§ **What you have to do**: From the entries below, work out the number of lines that hold the word "curve", and give that number alone.

▬▬▬▬▬▬▬▬▬▬

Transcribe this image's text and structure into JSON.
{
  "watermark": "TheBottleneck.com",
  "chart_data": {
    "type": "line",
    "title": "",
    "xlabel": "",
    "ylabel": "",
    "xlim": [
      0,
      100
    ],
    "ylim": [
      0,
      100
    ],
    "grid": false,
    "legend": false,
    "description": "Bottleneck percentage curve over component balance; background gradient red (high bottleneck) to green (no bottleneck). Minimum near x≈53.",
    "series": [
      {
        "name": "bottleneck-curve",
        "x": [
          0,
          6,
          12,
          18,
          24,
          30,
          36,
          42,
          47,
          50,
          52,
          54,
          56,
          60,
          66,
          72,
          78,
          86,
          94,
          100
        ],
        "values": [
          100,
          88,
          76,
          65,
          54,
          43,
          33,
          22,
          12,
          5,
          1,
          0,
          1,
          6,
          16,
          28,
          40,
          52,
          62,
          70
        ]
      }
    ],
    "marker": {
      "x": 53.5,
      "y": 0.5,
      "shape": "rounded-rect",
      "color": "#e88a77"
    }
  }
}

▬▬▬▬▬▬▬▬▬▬

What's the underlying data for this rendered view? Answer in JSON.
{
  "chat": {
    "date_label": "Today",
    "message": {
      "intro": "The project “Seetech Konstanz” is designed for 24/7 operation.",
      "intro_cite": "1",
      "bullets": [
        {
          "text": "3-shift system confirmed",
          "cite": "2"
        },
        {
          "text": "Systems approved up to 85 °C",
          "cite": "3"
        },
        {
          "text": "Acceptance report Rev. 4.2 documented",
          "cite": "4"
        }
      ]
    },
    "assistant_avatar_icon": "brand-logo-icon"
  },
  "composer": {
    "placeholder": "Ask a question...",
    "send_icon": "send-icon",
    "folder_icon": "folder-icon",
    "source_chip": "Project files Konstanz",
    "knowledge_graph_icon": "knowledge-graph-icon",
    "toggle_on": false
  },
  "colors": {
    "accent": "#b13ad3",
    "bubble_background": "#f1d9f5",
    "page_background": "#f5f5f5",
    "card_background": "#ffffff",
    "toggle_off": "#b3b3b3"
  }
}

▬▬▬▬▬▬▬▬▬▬

§ **Solved exercise**: 2